COLUMBUS – Ohio Secretary of State Jon Husted today announced 10,876 new entities filed to do business in Ohio last month, an increase of 1,626 when compared to October 2017.
Ohio is on track for 2018 to be another record-breaking year for new business filings. Since January, the Buckeye State has seen 107,375 new businesses file, up 7,386 from the same ten-month period last year.
Ohio finished 2017 with 117,429 new businesses registering with the Secretary of State’s office, surpassing the previous record of 105,009 that was set in 2016. Last year also marked the eighth consecutive year the state has seen a record number of new business filings. In all, Ohio has seen a rise of 46.3 percent in filings from 2010 to 2017.
From the time Ohio Business Central was launched until the end of September 2018, the Secretary of State’s Office has processed 468,410 online filings. Today 80 percent of all new businesses are started online through Ohio Business Central, which launched in 2013. In August 2017, Secretary Husted announced that 100 percent of all filings needed to start or maintain a business in Ohio may now be submitted online.
October 2018 marked 36 months since Secretary Husted reduced the cost of starting and maintaining a business in the Buckeye State by 21 percent. This change has saved Ohio businesses over $8 million to date.
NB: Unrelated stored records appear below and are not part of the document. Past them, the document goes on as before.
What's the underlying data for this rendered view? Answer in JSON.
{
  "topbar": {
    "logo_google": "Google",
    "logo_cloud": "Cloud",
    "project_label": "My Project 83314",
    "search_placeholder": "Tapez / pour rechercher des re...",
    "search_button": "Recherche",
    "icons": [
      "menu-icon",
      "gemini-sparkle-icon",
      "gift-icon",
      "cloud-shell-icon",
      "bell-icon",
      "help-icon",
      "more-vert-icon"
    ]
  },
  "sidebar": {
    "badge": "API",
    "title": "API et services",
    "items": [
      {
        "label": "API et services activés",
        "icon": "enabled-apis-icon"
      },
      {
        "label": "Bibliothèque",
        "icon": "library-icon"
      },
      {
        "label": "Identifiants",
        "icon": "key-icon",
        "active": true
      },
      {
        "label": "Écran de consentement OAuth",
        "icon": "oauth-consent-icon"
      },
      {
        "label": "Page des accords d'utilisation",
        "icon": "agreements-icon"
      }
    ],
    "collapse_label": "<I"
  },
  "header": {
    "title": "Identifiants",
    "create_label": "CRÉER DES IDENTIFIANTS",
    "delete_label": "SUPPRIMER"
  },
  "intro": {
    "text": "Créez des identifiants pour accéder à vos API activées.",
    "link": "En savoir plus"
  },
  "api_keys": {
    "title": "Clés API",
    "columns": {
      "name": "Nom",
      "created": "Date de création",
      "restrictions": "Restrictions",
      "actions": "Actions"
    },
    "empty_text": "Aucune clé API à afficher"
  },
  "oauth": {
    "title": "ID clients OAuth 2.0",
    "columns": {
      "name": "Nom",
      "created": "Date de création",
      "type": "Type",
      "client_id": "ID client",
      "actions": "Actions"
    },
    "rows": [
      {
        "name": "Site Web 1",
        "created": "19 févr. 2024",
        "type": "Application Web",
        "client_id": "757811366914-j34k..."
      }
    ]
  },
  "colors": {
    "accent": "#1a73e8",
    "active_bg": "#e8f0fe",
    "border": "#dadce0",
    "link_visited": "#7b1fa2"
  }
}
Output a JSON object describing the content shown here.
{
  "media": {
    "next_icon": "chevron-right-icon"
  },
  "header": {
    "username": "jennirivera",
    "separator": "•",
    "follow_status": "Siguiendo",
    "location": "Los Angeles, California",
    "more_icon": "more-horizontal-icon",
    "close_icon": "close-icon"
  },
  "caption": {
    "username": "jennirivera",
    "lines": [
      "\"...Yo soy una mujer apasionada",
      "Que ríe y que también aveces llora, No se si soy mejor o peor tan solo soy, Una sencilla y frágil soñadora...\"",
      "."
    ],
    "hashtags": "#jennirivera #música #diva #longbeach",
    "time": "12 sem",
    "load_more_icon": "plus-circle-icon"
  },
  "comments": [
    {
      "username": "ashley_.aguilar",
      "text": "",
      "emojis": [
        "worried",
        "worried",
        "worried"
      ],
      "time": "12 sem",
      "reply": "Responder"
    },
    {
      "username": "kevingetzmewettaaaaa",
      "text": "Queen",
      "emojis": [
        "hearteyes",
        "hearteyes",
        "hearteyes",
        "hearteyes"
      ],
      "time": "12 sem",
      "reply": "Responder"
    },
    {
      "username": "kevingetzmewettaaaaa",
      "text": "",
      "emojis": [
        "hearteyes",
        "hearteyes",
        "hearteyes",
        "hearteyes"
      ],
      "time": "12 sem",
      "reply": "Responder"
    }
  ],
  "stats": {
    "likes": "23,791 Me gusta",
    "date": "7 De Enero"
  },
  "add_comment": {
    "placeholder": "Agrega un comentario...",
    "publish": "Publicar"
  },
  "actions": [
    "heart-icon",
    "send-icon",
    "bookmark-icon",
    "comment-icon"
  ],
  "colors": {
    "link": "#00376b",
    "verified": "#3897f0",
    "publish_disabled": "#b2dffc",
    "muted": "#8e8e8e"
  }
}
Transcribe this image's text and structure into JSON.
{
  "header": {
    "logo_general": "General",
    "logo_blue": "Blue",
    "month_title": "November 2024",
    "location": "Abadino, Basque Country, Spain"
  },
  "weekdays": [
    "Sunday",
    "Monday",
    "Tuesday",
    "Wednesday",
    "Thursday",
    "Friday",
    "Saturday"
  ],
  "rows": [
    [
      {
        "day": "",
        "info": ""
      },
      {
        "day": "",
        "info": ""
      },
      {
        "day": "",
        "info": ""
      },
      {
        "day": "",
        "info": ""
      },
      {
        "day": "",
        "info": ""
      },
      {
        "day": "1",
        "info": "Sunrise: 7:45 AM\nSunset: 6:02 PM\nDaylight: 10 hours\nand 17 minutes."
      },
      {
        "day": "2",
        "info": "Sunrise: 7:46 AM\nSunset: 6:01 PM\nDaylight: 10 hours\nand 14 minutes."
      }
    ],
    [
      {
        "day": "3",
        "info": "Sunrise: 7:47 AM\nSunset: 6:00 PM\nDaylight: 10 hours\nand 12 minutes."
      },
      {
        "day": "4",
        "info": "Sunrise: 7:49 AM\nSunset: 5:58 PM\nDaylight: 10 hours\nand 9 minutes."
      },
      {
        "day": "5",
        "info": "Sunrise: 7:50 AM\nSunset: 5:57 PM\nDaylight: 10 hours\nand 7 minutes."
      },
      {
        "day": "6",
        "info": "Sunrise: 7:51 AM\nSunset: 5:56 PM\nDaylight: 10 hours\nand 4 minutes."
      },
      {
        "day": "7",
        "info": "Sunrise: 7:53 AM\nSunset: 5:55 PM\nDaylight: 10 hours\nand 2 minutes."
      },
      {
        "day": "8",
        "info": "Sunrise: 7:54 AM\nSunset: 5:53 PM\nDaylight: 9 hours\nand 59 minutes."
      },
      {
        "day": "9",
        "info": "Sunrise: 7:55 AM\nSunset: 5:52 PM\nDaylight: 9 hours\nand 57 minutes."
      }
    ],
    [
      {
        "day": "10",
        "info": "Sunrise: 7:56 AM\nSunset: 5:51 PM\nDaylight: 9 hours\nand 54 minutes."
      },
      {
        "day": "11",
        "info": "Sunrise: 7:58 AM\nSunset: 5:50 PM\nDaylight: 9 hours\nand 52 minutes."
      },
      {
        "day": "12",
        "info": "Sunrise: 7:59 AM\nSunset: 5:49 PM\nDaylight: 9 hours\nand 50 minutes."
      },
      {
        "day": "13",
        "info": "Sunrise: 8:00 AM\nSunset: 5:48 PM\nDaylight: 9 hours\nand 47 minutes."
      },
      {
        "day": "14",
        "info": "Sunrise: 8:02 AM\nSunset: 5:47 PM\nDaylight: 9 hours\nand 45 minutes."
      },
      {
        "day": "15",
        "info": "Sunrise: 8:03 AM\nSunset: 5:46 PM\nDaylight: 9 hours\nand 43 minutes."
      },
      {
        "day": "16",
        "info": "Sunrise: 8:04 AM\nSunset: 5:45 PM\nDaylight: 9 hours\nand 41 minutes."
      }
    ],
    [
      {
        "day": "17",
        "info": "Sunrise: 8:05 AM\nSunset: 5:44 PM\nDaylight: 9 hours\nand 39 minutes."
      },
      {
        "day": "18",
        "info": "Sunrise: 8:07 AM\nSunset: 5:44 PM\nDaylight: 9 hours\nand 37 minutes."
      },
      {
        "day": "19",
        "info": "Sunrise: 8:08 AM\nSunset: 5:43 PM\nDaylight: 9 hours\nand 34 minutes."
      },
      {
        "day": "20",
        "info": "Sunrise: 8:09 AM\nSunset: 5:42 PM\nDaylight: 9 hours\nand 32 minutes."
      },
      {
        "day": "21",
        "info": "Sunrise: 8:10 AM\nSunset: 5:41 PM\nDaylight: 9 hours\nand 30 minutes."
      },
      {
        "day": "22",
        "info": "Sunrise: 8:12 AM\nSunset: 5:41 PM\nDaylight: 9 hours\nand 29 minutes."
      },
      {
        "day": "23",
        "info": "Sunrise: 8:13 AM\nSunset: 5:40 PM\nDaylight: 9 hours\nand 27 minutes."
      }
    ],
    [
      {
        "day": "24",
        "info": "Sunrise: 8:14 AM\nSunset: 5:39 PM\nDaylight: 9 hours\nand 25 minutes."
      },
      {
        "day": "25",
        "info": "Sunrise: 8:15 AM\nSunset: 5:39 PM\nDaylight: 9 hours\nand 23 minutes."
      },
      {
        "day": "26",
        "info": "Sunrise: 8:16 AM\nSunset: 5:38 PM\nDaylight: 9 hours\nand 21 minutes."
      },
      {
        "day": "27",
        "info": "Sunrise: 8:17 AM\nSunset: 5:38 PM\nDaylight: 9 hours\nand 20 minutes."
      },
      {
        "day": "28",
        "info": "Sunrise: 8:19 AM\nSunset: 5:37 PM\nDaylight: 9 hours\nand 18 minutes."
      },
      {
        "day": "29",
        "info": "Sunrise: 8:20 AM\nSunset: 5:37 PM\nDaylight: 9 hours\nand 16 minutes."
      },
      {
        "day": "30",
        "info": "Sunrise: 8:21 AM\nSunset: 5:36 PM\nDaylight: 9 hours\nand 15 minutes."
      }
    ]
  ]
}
Secretary Husted’s efforts to cut costs don’t stop there. In fact, he requested a 100 percent cut in the amount of tax dollars needed to run his office, which was approved as part of the state’s budget. Husted’s request is saving taxpayers nearly $5 million over fiscal years 2018 and 2019. Secretary Husted was able to do this because of his wise financial stewardship. During his first term, he reduced spending by $14.5 million, a 16 percent reduction when compared to the previous administration. Secretary Husted is also operating his office with roughly 42 percent fewer staff and payroll costs at the Secretary of State’s Office are at the lowest level in 11 years.
Though the most visible role of the Secretary of State is that of chief elections officer, the office is also the first stop for individuals or companies who want to file and start a business in Ohio. While recognizing these numbers can’t provide a complete picture of Ohio’s jobs climate, they are an important indicator of economic activity that Secretary Husted hopes will add to the ongoing discussion of how to improve the state’s overall climate for business.